Opening the app I first needed to flash the Arduino, choosen Duemilanove (tried higger baud but only 57600 worked for me) and then clicked Arduino 4way interface.

Then I choosen the PB3PB4 file, the MULTI is meant for configurations where you access multiple ESCs at the same time.

In "Select ATMEL / SILABS Interface" I selected option B.

Then powered the ESC and connected my probes to it, clicked on Flash BLHeli on the bottom and chosen the Nfet Plush 25A (the non Nfet woudn't allow dampening). The MULTI means that it's for multirotors, the other versions are for helicopter's tail and other applications.

After flashing was working I clicked Read Setup. And left values at default (to enable dampening the PWM frequency/damped has to be set to 3).

When the setup was working I went to flash the real ESCs and instead of taking them apart and removing the heatshrink tubing I decided to do less destructive approach. Through the tubing I can see/feel the ICs, with them I can orient myself and do precision cuts to expose only the programming probe pins. It can be covered with electrical tape and still quickly accessible for the future if I will decide to change settings or update to newer version.

Plus now each ESC can be upgraded while it's connected to FC and fixed to the airframe so the whole process is painless and fast.

As last I calibrated the throttle on the ESCs. I personally prefer to connect all ESCs together to the same channel 3 (throttle) on my RX, put throttle to the max, power TX, then power ESCs. Wait for the beeps to register calibration and the lower throttle to minimum and again wait for the beeps to confirm.
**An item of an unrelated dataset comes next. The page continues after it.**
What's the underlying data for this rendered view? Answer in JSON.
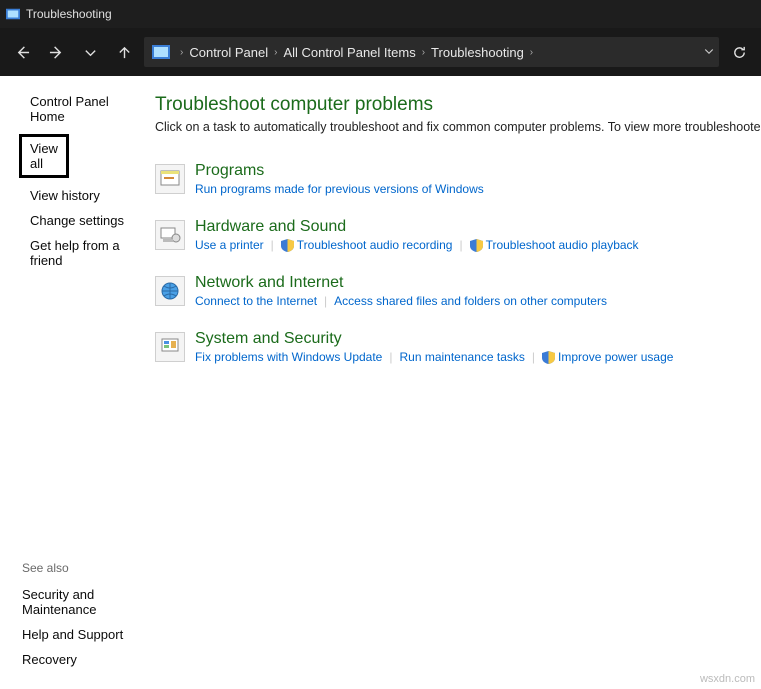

Then I power down everything and connect ESCs back to FC. If it didn't work, I would repeat the process and be more careful about the order, it's very important.

NOTE: If you value your eyesight or hands then probably you should remove props before doing anything mentioned above :-) Probably it would be nicer to mention it on the top, but you should still have some common sense and self-preservation desire without any direct instructions to be careful :p 

Non-flyable drone

Mon, 16 May 2016 (tags:diy, multirotors)

I needed a separate craft to test my software I'm developing and wanted avoid any risks compared to real multirotor craft. With help of PpmPwm and 1pinDpad library to create RC controller emulator, this emulator can be connected directly into the flight controller. If this would be flyable drone you would have these following risks:

  • Danger from propellers (wasting time with removing/attaching them)
  • My drone is not meant to idle disarmed for hours (some components require some air circulation as cooling)
  • Requires elaborate setup, drone itself needs a power source, video receiver needs another power source, LCD display needs yet another power source, RC transmitter needs guess what, a power source. And either into hassle and maintain many LiPo batteries. So after experiments you need to go and discharge the residual charge, when you are using it you need be careful not to discharge them too much. If some features require multiple days you need to store LiPo safely because of the explosion hazards. Or you will make extension leads to power all components from single power source, but then you need to modify you RC transmitter to accept AUX power.
  • If you want to fly next day and you want to work on the firmware day before you need to spend extra time backing up eeprom settings and last stable firmware flash file.
  • You need a lot of desk space to fit laptop, drone, video reciever, power extension/harness and RC transmitter together on a desk. 

Because non-flyable drone was never meant to fly, some parts which are meant to transfer data wirelessly now can be connected directly (less components and less power sources needed). It's compact on a desk and to store away, it's safe to leave it powered for prolonged periods, even over the night (no risk of LiPos explosions and some components have extra heatsinks which would be too heavy for flyable drone). You can experiment with firmware without worry that it could affect next day flying. No hassle with propellers. It is fast to setup, requires only 1 power jack and 1 ISP connector to flash the device.